School of Education wellness faculty Carol Smith and Evan Small presented at virtual conferences this fall.
School of Education wellness faculty members Carol Smith and Evan Small presented at several virtual conferences this fall including the American Educational Studies Association national conference, Cortland Recreation Conference, Association for Experiential Education (AEE) international conference, and the Association of Outdoor Recreation and Education (AORE) annual conference.
Smith, associate professor of wellness and program coordinator for adventure-based learning, presented a poster during the AEE international conference titled, ‘Study abroad in New Zealand – Let’s go!…Wait, I need to do what?’
This poster will present the creation, implementation and subsequent evaluations of a 3½-week study abroad program to New Zealand using adventure-based learning and eco-tourism as the pedagogy and content for the course. Students who participate in the program may/may not have experience in outdoor pursuits, so learning how to balance the wants of the “outdoorsy” people with the needs of less outdoor-minded participants leads for a very delicate balancing act.
The significance of the topic is many universities are incorporating study abroad into the curriculum. This program has run, successfully for the last eight years. While successful, there have been tweaks and changes along with the way regarding multiple components. The first year, a travel agent determined the itinerary of the program. Now, rather than using a third-party provider, the lead faculty takes on the added responsibility of making almost all arrangements myself, which has led to a more personalized program tailored to meet the specific learning objectives and goals of the program. There is a difference between tourism, and adventure-based educational tourism, which is the balance attempted.

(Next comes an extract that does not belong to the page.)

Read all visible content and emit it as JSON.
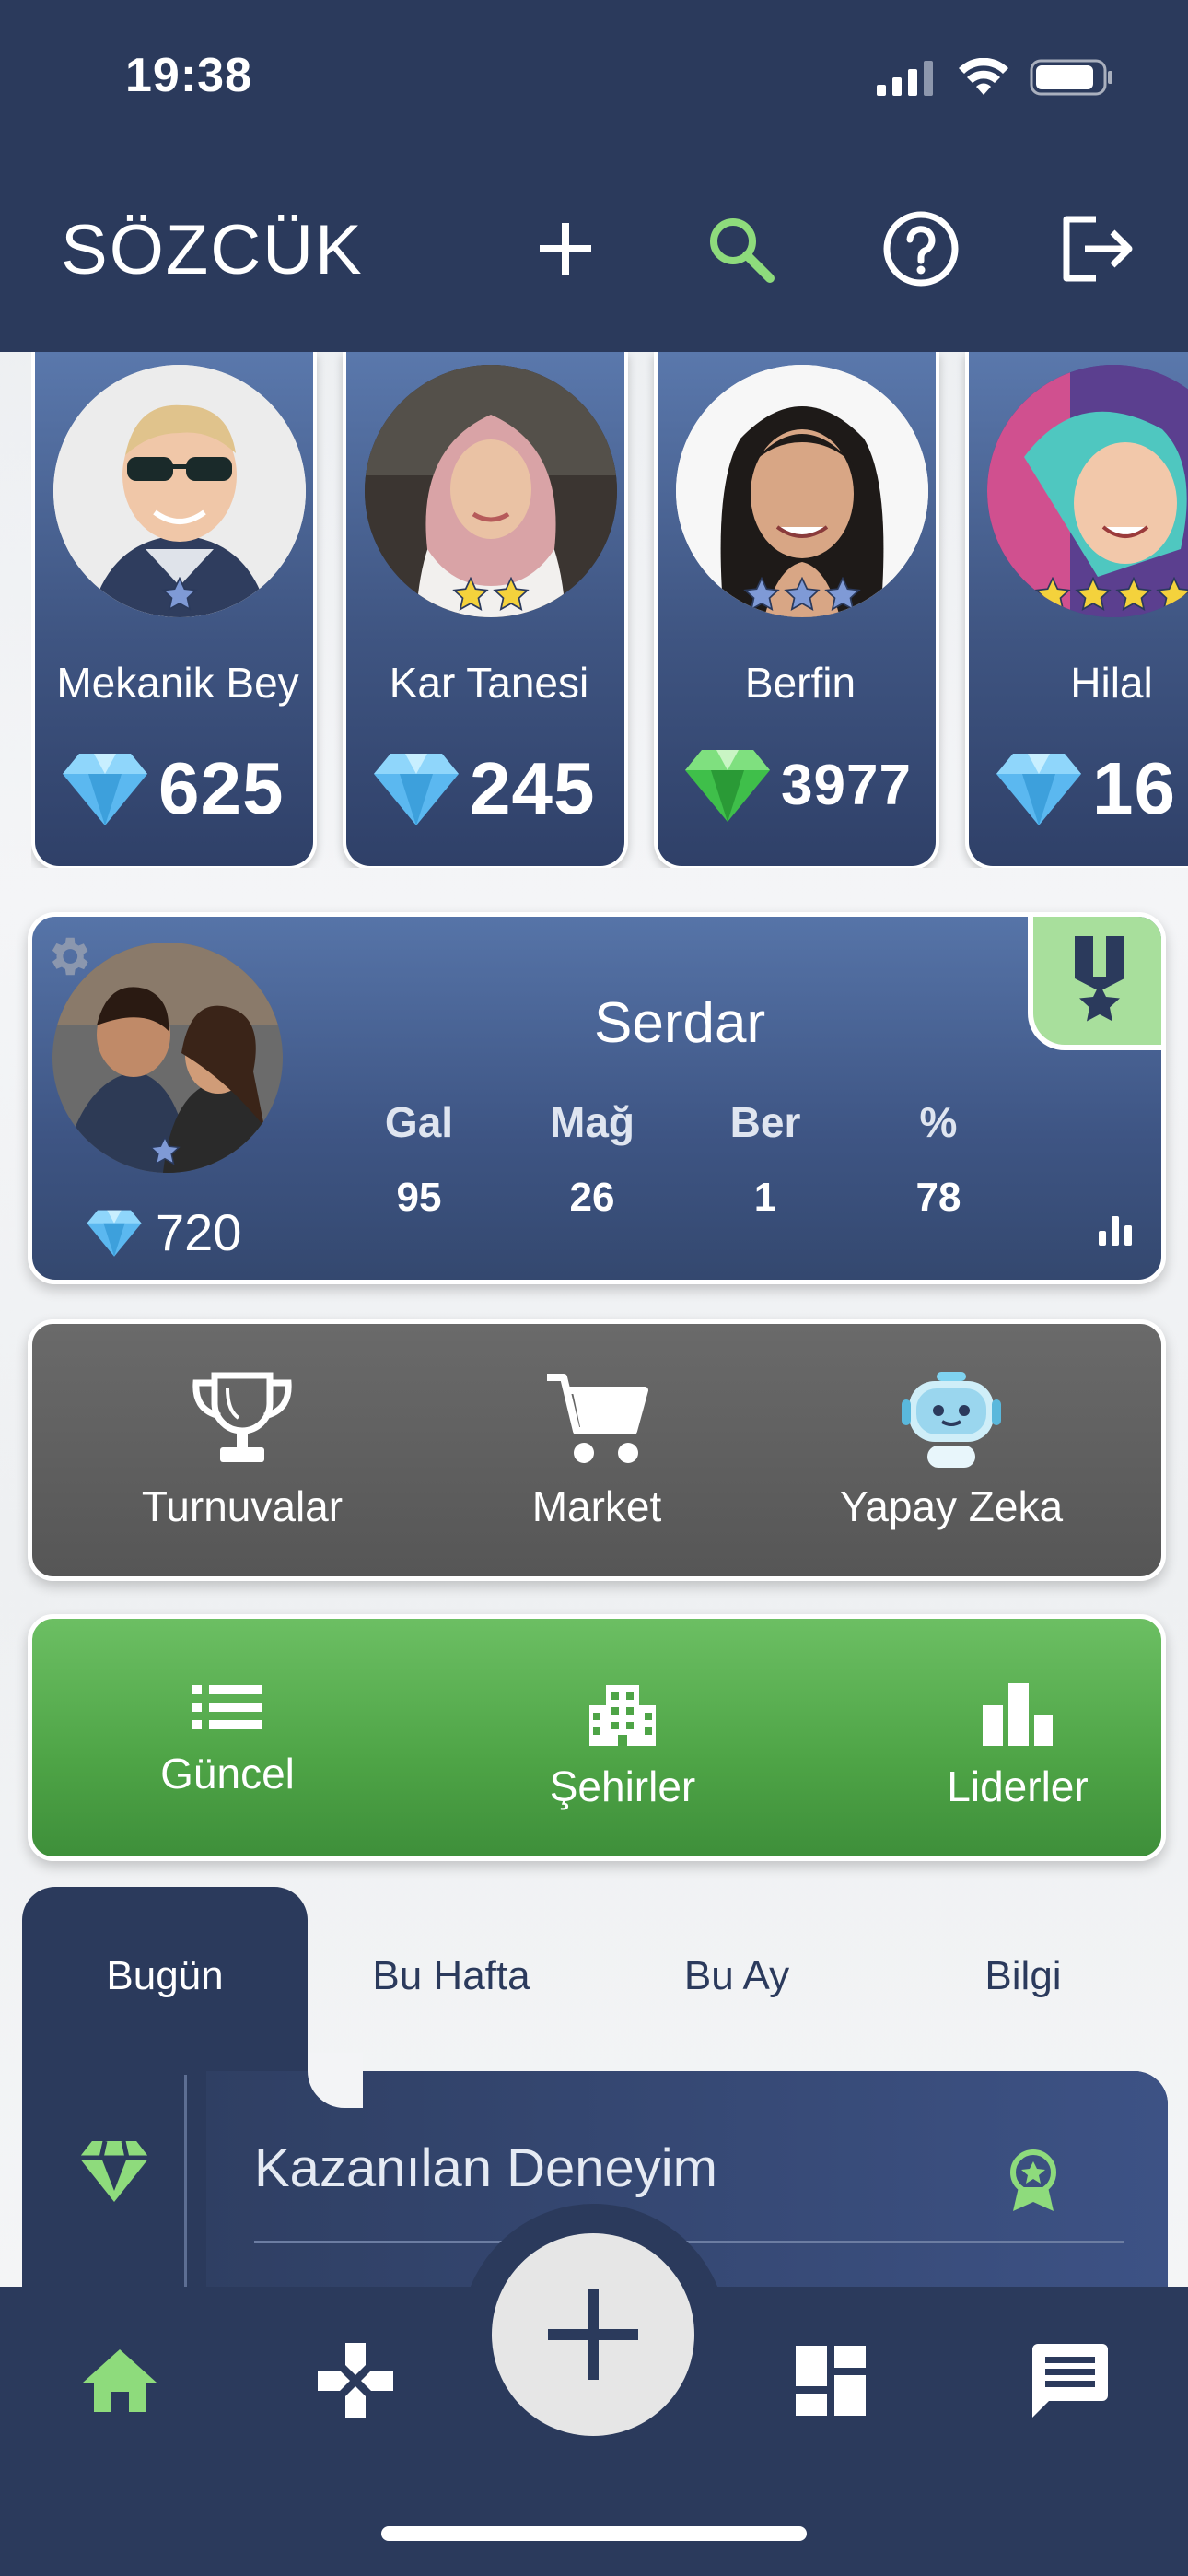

(12-14 November 2020). Study abroad in New Zealand – Let’s go! … Wait, I need to do what? AEE International Conference, Pittsburgh, PA. Poster
Evan Small, assistant director of campus recreation and wellness for experiential learning and outdoor adventures and instructor in wellness, presented virtually at multiple conferences this fall.
When Nature Doesn’t Work For All: A Critical Examination of Nature-Based Education
Abstract: This will be a highly interactive session that will involve movement outside. Presenters will discuss the rise of nature-based education like forest schools, school gardening, and environmental education in the K-12 classroom. These pedagogies are often seen as ways to engage students in a more hands-on way and to help them develop an appreciation of the natural world. Through experience, art, and discussion, this session will examine the many benefits of nature and how those benefits can vary depending on a variety of identities. Participants will examine the prevailing narrative of nature as a healing space and uncover the ways in which experiences in nature can be harmful (Finney, 2014). Presenters will also discuss ways that teachers can incorporate nature into their classrooms while being mindful of the contested nature of the individual student experience (Fox, 2008).
Sustainability for All? Promoting a Critical and Anti-Racist View of Sustainability in Outdoor Education
Abstract: This interactive and engaging session will discuss the development and popularization of sustainability in the outdoor education field. Organizations like Leave No Trace have made environmental conservation a commonplace topic on outdoor trips across the United States. However, these discussions can focus on one specific form of sustainability and exclude perspectives from indigenous, Black, and queer voices. This session aims to showcase how bringing a critical lens to Leave No Trace and other forms of environmental sustainability can promote a view of the outdoors for all.
Sustainability for All? Promoting a Critical and Anti-Racist View of Sustainability in Outdoor Education (November 2020). Cortland Recreation Conference.
When Nature Doesn’t Work For All: A Critical Examination of Nature-Based Education (October 2020). American Educational Studies Association national conference.
Mental Health First Aid Workshops
Smith and Small conducted mental health first aid workshops for both the AEE international and AORE annual conferences.
Abstract: Just as CPR helps you assist an individual having a heart attack, Mental Health First Aid helps you assist someone experiencing a mental health or substance use-related crisis. The agenda for Mental Health First Aid course includes learning the risk factors and warning signs for mental health and addiction, strategies for how to help someone in both crisis and non-crisis situations, and where to turn for help. Topics covered include depression and mood disorders; anxiety disorders; trauma; psychosis; and substance use disorders. Mental Health First Aid teaches about recovery and resiliency â?’ the belief that individuals experiencing these challenges can and do get better and use their strengths to stay well. This National organization provides a standardized curriculum for veracity of the information yet allows leeway for experiential education.
(12-14 November 2020). Mental health first aid workshop (and certification). AEE International Conference, Pittsburgh, PA. Extended Education (pre-conference) workshop
(28-30 October 2020). Mental health first aid workshop (and certification). AORE Annual Conference, Myrtle Beach, SC. Pre-conference workshop